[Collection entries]
_____

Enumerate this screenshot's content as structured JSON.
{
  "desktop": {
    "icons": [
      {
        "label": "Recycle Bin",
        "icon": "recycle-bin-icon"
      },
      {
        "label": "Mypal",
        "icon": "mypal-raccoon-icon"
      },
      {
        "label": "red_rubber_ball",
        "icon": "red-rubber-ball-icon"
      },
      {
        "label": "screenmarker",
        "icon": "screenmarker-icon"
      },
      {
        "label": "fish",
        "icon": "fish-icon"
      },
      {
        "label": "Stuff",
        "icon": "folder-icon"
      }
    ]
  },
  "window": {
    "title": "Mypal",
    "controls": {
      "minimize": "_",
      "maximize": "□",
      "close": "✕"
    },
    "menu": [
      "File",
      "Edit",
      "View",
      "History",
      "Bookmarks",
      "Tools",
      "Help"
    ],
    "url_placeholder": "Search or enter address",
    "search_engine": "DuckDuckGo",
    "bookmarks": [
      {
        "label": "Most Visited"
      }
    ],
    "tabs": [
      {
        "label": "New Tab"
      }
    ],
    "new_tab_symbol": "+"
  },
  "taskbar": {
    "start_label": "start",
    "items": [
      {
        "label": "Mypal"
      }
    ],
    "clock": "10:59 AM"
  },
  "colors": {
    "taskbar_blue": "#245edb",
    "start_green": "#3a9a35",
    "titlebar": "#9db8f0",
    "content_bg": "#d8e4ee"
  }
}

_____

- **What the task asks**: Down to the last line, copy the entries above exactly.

- **Response area**:
Enumerate this screenshot's content as structured JSON.
{
  "desktop": {
    "icons": [
      {
        "label": "Recycle Bin",
        "icon": "recycle-bin-icon"
      },
      {
        "label": "Mypal",
        "icon": "mypal-raccoon-icon"
      },
      {
        "label": "red_rubber_ball",
        "icon": "red-rubber-ball-icon"
      },
      {
        "label": "screenmarker",
        "icon": "screenmarker-icon"
      },
      {
        "label": "fish",
        "icon": "fish-icon"
      },
      {
        "label": "Stuff",
        "icon": "folder-icon"
      }
    ]
  },
  "window": {
    "title": "Mypal",
    "controls": {
      "minimize": "_",
      "maximize": "□",
      "close": "✕"
    },
    "menu": [
      "File",
      "Edit",
      "View",
      "History",
      "Bookmarks",
      "Tools",
      "Help"
    ],
    "url_placeholder": "Search or enter address",
    "search_engine": "DuckDuckGo",
    "bookmarks": [
      {
        "label": "Most Visited"
      }
    ],
    "tabs": [
      {
        "label": "New Tab"
      }
    ],
    "new_tab_symbol": "+"
  },
  "taskbar": {
    "start_label": "start",
    "items": [
      {
        "label": "Mypal"
      }
    ],
    "clock": "10:59 AM"
  },
  "colors": {
    "taskbar_blue": "#245edb",
    "start_green": "#3a9a35",
    "titlebar": "#9db8f0",
    "content_bg": "#d8e4ee"
  }
}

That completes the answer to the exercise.